Sometimes there are photos posted with no captions or indications of who the subjects are. It appears that these posts are merely for sharing rather than documenting. It is preferable if a context is given. Names, dates, venue, city and other details are needed. Fortunately for the chess community, much of the chess software has the capability to embed diagrams, annotations and other details about the game. These insights are invaluable.
“And as we gazed at Morphy, with his fine, open countenance, brunette hue, marvelous delicacy of fibre, bright, clear eyes, and elongated submaxillary bone, a keen suspicion entered our ethnological department that we were not the only Carthaginian in the room.

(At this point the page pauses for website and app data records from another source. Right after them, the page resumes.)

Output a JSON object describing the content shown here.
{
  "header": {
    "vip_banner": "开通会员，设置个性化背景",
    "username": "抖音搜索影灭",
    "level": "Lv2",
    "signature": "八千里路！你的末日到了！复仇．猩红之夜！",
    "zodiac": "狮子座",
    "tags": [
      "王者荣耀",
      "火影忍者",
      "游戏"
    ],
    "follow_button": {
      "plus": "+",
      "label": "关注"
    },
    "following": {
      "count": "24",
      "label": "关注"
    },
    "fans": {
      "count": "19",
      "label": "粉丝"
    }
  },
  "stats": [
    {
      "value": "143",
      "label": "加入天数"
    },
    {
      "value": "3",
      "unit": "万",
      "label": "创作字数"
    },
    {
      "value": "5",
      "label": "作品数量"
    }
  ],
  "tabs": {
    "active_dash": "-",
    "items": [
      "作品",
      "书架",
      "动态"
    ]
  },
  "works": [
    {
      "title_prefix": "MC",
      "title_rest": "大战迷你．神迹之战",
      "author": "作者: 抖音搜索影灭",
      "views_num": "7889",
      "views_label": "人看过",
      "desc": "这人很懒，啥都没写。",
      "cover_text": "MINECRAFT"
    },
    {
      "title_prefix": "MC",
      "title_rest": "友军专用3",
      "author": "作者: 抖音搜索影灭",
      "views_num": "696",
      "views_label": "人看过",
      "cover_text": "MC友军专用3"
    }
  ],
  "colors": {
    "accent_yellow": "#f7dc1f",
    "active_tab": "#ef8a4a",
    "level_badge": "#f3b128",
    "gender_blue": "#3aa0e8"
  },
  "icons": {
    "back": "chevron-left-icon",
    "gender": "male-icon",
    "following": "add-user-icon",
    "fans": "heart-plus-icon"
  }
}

It might only be one drop, perhaps two, God only knows how they got there but surely, beside the Tria mulattin who at present writes, there was also a Hekata-mulattin in that room!”
James McCune Smith speaking about the legendary Paul Morphy
“CHESS” published in The National Era, September 29, 1859
Volume XIII, Number 665, page 153
Last but not least, there is lukewarm support for media sources that have the most vested interest in archiving Black history. The Chess Drum remains as one of the primary sources of chess information for the African Diaspora. Black news media organizations have always struggled for legitimacy and support. It is unfortunate that even some of the personalities covered extensively on this site will provide links to articles they’ve been featured in, but strangely, The Chess Drum isn’t featured at all.
In some instances, the chess player may view one short article from non-chess mass media as more valuable. There can certainly be an argument made that a national publication will attract more general readers than a chess-oriented site. In the mind of the player, it is a great accomplishment to be in the national news because it shows wider acceptance. This is understandable, but it is a rather short-sighted view. One must realize that the New York Times, USA Today, the Guardian is not going to make the article anything more than a news item.
Articles in non-chess media are a necessity to provide valuable chess exposure, but the African Diaspora must chronicle its chess history.
While national media may have a wider general readership, media sites targeting a demographic (i.e., The Chess Drum) have the objective of expressly highlighting accomplishments and at some point make it part of a documented historical archive or literary compilation. If you want to learn about chess players of African descent, do you go to a large media organization that may have handful of articles about the subject or one with tens of thousands of items? They both have their values, but play decidedly different roles.
Some of the most valuable contributions to The Chess Drum have come from people from outside the African Diaspora. This tournament item was sent to me by Jim Kulbacki who lives in Wyoming. It came from a Polish chess magazine from 1967 Polanica-Zdroj tournament and featured Afro-Cuban Rogelio Ortega (center).
So what does this mean? The Black history of chess is developing, and we have to work hard to build it. If you don’t like the history of your people, build a glorious history that will make your people proud when others read it. We have to take more interest in documenting chess activities in the Diaspora. Graham Jurgensen of South Africa has done a creditable job at documenting activities around the continent. It is a valuable resource of data.
In the very near future, The Chess Drum will continue to compile literary content on the history of Black chess. After amassing tens of thousands of pages of chess literature, it is time to make one of the biggest contributions to Black history. It is time to make this history part of a general history of chess, and it is up to our community to do it.
KEEP THE BEAT GOING!!!